Standardized Testing; Saving Grace or Devil’s Advocate?
It may have started out to help out schools, but somehow ended up being something that has teachers skeptical of their jobs. With no state without rules and regulations for tests, thanks to No Child Left Behind; all students, no matter race, gender, or handicaps must take these tests in order for the state to give their schools more or less funding. So should funding for our schools be based on test scores or actual grades and participation? Some of the major problems I see in standardized tests are the curriculum map, the stress it has on our children, The fact that every child takes the same exact test, the fear installed in our teachers and the monopolization of funding.
One of the positive aspects of standardized testing (according to http://www.brighthub.com/education/k-12/articles/16137.aspx) is it gives teachers guidance to help them determine what to teach students and when to teach it. The net result is less wasted instructional time and a simplified way of timeline management. However, most of us would see this as a more negative effect. Because teachers are going by what they should teach, they neglect the many things that are not on the test material, therefore leaving our children further behind in the system.
The stress of testing is also a huge impact on today’s students. Because the results of the tests reflect on teachers and the school, schools have done away with recess. In most cases this is a student’s only time to unwind and interact with peers. With this taken away we take the chance of letting our children stress even more about the standardized tests.
Another problem with No Child Left Behind is that every student has to take the same exact standardized test. This is to promote equality in the classroom, however, it is somewhat discouraging to the disabled and the ethnic. Although some might be able to, most kids in a special needs classrooms cannot do the same work as one in a regular class. Therefore, having them take the same test will make the disabled feel somewhat uncomfortable. The tests are in America, making them given in English. No matter how many people want to argue that “they came to our country, they can learn our language” is not valid; this is America, a melting pot of culture. A lot of recently immigrated aliens speak little to no English,consequently, their kids speak none, are they expected to take an exam in complete English and understand what they are doing? This does nothing but intimidate a young child. I believe they should be given an option in what language they are able to take the test in. This is bound to improve the scores of states with lots of Hispanic children.
Teachers have admitted to doing anything to improve the test scores, even resorting to cheating. With the consequences of low performance on tests, lower salary and competency tests for example, it’s no wonder that teachers feel like they are forced to do something about the scores. Teachers need to feel secure in their jobs to be able to have a good impact on our children’s education. With good and bad teachers out there, we assume standardized test grades are the only way to decipher them apart. I agree we need to get rid of those teachers that lack passion and aren’t good teachers. But seems to me as if we can see who those are by grades in the class, and students input. Making all teachers fear for their jobs isn’t a way to improve standardized tests scores.

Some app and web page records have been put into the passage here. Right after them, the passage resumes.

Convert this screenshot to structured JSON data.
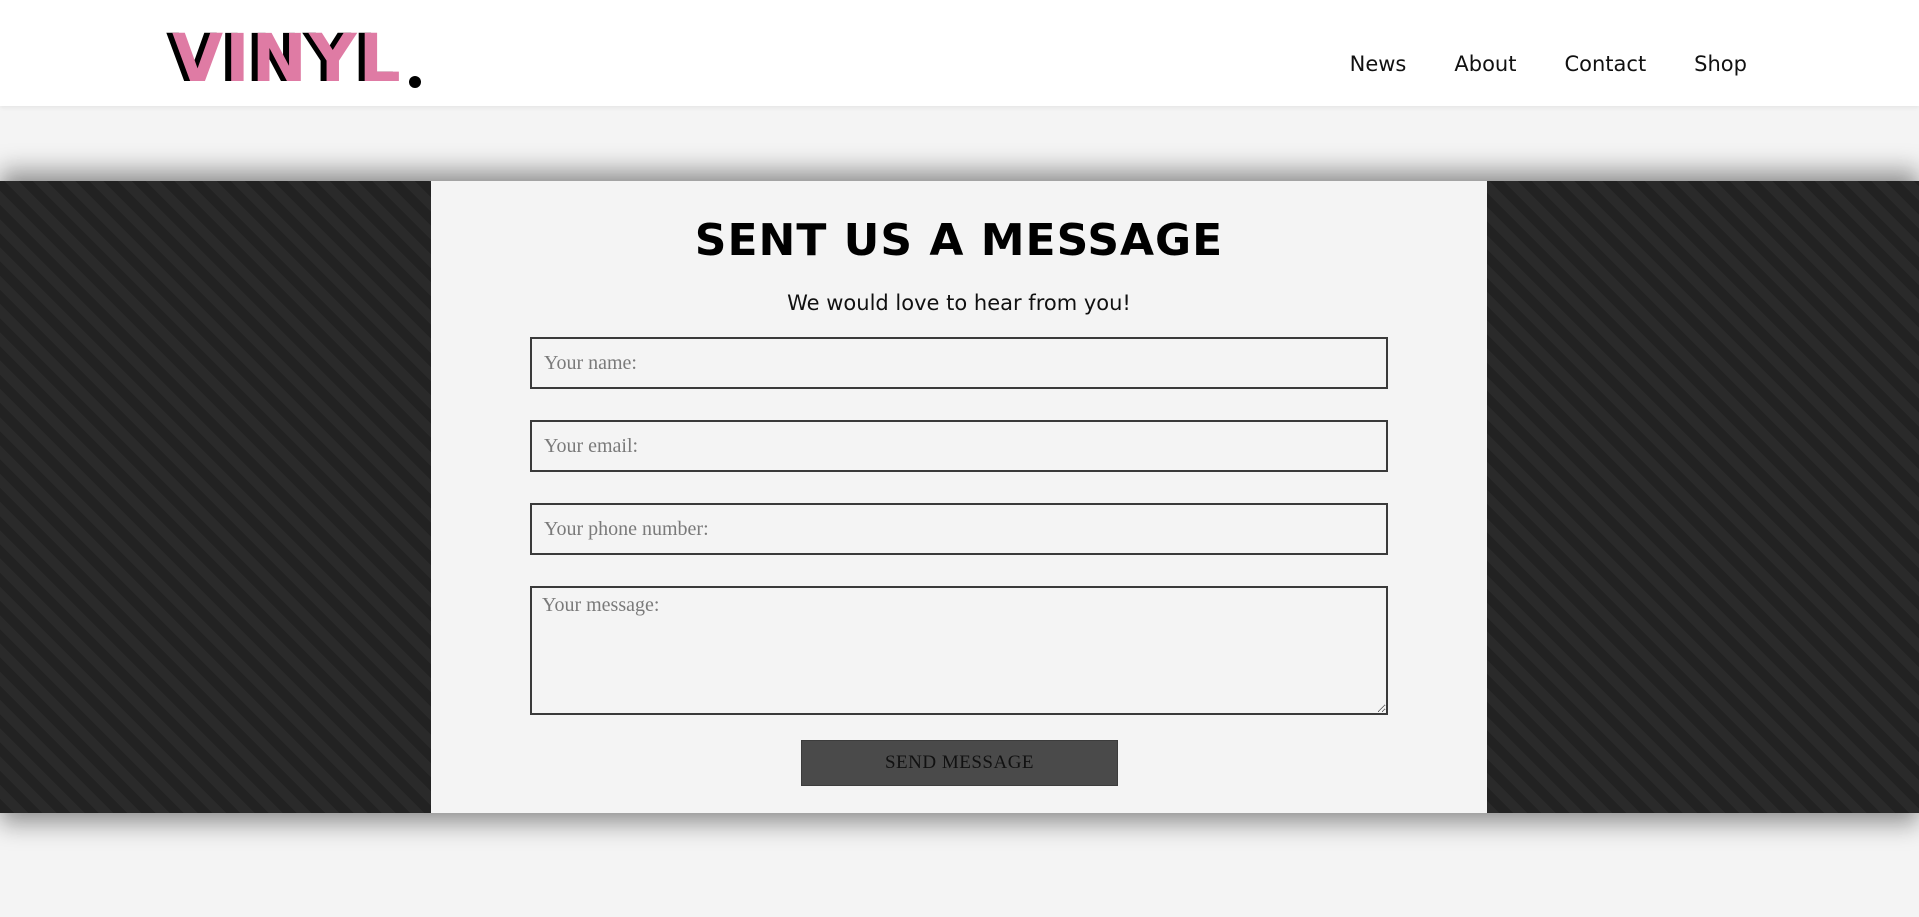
{
  "header": {
    "logo_text": "VINYL",
    "nav": [
      {
        "label": "News"
      },
      {
        "label": "About"
      },
      {
        "label": "Contact"
      },
      {
        "label": "Shop"
      }
    ]
  },
  "contact_form": {
    "title": "SENT US A MESSAGE",
    "subtitle": "We would love to hear from you!",
    "fields": {
      "name_placeholder": "Your name:",
      "email_placeholder": "Your email:",
      "phone_placeholder": "Your phone number:",
      "message_placeholder": "Your message:"
    },
    "submit_label": "SEND MESSAGE"
  },
  "colors": {
    "brand_pink": "#df7ba4",
    "band_dark": "#222222",
    "panel_bg": "#f4f4f4",
    "button_bg": "#4a4a4a"
  }
}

I believe the lack of funding to those schools with lower test scores is somewhat unfair. First off, it is more likely for a lower income school district to have lower scores rather than a higher income district. Thus cheating the lower income districts out of much needed funds because they weren’t able to raise their test scores. In most cases, this turns out to be a continuous cycle in which these districts never get the funding to have a chance at getting their scores up.
In general, standardized testing isn’t a bad thing. It can predict how well the child has progressed in the school year. And knowing this can help the kids that aren’t doing so well, get more focus from their teachers. But when the tests become the priority over everything else that the kids need to learn, there’s a problem. The children should be put first, they should all be given the same equal chance with individual priorities; because everyone is special in their own way. This is America, and they are our future.